Dataset rows describing interfaces
[Start of Attachment]
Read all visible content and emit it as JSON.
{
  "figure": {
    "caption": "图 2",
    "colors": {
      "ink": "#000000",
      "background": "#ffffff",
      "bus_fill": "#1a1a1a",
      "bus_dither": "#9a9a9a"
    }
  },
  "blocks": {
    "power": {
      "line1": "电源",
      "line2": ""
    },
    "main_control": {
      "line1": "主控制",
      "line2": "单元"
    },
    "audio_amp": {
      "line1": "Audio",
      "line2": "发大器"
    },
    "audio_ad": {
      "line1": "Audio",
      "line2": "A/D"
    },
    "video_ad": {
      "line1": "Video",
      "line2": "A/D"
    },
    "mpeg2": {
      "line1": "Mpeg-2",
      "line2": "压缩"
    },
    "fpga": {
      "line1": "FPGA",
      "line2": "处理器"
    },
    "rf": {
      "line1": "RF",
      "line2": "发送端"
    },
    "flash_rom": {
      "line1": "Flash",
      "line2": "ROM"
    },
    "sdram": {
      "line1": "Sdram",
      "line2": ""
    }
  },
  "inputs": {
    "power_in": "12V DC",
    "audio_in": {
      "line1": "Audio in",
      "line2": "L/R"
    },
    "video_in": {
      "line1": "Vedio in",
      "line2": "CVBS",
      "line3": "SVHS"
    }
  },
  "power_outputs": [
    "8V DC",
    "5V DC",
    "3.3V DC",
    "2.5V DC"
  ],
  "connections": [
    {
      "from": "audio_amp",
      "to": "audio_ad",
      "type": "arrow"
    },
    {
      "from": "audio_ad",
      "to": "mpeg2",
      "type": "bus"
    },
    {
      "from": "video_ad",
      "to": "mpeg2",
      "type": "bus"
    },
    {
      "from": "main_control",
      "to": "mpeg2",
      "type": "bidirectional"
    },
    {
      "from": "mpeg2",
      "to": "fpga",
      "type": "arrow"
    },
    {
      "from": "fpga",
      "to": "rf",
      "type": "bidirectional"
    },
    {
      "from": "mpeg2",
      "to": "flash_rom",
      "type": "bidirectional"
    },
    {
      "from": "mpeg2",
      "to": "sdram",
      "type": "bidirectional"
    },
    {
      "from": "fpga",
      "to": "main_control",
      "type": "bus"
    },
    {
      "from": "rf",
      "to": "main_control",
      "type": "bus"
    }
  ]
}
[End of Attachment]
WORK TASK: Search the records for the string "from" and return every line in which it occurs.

RESULT:
      "from": "audio_amp",
      "from": "audio_ad",
      "from": "video_ad",
      "from": "main_control",
      "from": "mpeg2",
      "from": "fpga",
      "from": "mpeg2",
      "from": "mpeg2",
      "from": "fpga",
      "from": "rf",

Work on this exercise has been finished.